Xinjiang’s links to certain products are already well known. Experts estimate that about one-fifth of cotton clothing sold globally contains cotton or yarn from Xinjiang. The region also produces more than 40% of the world’s polysilicon (used in solar panels) and a quarter of tomato paste.
But other industries, such as automobiles, vinyl flooring and aluminumalso appears to have ties to suppliers in the region and has come under increased scrutiny from regulators.
A comprehensive view of their supply chain can Provide other benefits to the company, such as helping them recall defective products or reduce costs. Such information is increasingly needed to estimate how much carbon dioxide is actually emitted during the production of goods, or to meet other government regulations requiring products to be sourced from specific locations — such as the Biden administration’s new rules on electric vehicle tax credits.
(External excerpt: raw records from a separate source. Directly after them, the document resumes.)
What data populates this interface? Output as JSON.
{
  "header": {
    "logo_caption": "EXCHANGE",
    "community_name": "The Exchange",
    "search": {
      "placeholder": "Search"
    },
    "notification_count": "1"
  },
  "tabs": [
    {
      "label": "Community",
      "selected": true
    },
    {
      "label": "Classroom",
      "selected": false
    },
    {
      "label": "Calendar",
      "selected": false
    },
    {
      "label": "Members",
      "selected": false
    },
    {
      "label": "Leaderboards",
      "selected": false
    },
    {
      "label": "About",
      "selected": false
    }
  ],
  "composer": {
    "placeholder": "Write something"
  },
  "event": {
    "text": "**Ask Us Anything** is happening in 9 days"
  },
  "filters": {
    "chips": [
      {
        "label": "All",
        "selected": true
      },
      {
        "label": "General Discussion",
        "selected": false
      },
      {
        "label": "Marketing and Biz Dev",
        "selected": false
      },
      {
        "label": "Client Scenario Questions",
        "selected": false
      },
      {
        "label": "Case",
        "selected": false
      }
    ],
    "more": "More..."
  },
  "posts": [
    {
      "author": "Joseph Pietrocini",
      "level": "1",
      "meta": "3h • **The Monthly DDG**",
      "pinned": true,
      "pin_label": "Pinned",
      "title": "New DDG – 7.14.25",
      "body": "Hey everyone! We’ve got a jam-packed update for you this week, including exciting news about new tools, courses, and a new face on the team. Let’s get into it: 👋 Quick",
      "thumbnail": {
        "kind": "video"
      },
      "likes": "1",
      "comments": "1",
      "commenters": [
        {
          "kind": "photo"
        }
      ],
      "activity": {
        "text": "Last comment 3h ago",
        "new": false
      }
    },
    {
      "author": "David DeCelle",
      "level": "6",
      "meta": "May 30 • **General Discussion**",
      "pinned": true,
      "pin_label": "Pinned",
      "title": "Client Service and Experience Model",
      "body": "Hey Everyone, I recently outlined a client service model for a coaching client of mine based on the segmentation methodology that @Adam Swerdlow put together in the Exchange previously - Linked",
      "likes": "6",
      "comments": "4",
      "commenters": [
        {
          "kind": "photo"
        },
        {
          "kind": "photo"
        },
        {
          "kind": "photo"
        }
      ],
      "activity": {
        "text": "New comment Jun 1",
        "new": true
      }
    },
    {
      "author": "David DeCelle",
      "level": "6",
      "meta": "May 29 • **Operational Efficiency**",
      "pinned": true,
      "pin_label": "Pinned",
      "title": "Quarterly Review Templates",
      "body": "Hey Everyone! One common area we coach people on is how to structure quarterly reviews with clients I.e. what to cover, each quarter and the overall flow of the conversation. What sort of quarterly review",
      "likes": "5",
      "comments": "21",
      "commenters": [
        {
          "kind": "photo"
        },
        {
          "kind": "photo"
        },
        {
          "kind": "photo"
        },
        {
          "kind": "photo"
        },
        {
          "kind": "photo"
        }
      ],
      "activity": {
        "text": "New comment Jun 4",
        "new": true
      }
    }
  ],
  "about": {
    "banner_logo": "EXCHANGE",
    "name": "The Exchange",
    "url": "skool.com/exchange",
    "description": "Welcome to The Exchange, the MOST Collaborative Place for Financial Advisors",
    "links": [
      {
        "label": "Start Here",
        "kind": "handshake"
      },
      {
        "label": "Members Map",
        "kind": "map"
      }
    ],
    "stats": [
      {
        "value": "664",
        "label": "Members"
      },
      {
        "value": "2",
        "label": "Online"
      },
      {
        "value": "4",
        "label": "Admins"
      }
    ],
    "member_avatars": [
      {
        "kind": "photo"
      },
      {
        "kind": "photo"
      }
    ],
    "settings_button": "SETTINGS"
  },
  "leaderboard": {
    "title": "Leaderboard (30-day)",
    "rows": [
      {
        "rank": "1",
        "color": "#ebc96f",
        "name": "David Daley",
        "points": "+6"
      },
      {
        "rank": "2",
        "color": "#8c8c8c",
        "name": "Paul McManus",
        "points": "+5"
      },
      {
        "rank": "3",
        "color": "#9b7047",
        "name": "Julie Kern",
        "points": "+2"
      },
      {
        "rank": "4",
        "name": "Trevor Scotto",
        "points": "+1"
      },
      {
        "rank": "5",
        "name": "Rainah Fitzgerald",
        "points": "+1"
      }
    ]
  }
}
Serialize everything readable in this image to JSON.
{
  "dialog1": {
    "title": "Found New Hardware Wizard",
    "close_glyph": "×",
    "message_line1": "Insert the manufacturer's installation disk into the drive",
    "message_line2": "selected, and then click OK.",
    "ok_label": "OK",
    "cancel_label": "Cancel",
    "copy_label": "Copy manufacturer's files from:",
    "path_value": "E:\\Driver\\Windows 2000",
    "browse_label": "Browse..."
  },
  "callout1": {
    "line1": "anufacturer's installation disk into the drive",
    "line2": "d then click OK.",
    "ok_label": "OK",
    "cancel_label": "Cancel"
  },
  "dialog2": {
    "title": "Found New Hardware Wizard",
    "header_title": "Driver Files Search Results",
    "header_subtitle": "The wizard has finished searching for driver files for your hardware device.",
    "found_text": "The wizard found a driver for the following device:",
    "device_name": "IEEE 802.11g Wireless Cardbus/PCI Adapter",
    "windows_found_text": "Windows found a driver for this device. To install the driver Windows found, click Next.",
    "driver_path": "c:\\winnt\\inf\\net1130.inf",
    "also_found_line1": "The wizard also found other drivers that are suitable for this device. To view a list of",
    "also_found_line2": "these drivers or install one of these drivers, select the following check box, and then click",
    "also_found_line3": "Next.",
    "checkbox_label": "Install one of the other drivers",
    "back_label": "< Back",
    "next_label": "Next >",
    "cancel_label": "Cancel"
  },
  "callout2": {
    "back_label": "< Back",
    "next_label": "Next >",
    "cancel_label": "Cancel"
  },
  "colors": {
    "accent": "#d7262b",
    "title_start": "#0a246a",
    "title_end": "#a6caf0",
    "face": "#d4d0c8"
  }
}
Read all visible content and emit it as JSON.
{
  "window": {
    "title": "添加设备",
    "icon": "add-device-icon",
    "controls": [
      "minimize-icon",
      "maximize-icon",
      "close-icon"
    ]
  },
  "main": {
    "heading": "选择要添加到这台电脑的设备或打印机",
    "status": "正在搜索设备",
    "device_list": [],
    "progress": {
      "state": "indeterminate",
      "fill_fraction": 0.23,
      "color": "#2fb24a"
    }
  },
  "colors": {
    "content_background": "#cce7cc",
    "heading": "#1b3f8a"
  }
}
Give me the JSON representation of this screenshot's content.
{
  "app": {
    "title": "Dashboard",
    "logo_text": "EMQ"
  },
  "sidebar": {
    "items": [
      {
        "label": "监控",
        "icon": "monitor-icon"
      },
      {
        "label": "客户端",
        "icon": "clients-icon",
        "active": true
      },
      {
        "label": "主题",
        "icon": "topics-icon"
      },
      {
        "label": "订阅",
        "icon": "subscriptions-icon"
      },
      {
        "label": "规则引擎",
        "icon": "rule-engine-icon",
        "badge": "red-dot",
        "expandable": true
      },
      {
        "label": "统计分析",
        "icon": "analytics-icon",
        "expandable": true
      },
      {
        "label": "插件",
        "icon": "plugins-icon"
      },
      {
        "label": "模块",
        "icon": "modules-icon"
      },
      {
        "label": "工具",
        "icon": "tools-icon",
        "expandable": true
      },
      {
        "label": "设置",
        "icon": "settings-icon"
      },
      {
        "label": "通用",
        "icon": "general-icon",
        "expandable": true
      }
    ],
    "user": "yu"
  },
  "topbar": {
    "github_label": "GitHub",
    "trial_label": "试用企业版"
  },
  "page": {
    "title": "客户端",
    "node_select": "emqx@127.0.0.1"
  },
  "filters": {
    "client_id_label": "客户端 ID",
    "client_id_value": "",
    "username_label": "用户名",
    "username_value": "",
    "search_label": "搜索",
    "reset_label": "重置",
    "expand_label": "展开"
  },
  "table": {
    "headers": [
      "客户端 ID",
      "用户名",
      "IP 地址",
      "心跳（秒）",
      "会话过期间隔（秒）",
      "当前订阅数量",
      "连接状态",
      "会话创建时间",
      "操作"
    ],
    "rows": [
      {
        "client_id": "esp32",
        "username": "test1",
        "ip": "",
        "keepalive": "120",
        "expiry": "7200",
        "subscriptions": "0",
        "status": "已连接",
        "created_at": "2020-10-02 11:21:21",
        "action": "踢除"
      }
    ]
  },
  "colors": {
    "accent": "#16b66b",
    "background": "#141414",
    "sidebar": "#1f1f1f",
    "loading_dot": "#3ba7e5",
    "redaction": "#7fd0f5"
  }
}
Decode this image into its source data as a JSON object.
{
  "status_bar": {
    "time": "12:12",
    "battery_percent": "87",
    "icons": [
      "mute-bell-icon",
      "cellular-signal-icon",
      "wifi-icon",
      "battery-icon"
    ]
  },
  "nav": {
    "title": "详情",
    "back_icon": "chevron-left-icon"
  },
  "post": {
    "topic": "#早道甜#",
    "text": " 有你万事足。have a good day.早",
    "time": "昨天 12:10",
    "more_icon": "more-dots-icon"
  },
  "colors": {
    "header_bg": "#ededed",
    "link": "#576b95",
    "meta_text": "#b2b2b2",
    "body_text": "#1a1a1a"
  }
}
Executives at these tech companies said they envision a future, perhaps within the next decade, in which most supply chains are fully traceable, the result of stricter government regulations and wider adoption of technology.
“It’s very doable,” said Leonardo Bonanni, chief executive of Sourcemap, which has helped companies like chocolate maker Mars plan their supply chains. “It’s a small price to pay, frankly, if you want to get your goods into the U.S. market.”
Others have expressed doubts about the limitations of these technologies, including their cost. For example, while Applied DNA’s technology adds only 5 to 7 cents to the price of a garment, that means a lot for retailers with thin margins.
Some expressed concerns about the accuracy, for example, that the database could mislabel companies. Investigators still need to be on the ground, talking to workers and being alert for signs of forced or child labor that may not show up in digital records, they said.
Justin Dillon, chief executive of FRDM, a software company that helps organizations map supply chains, said there was “a lot of anxiety, a lot of confusion” among companies trying to meet the new government requirements.
Importers are “looking for boxes to check,” he said. “Supply chain transparency is as much a science as it is an art. It’s kind of never been done.”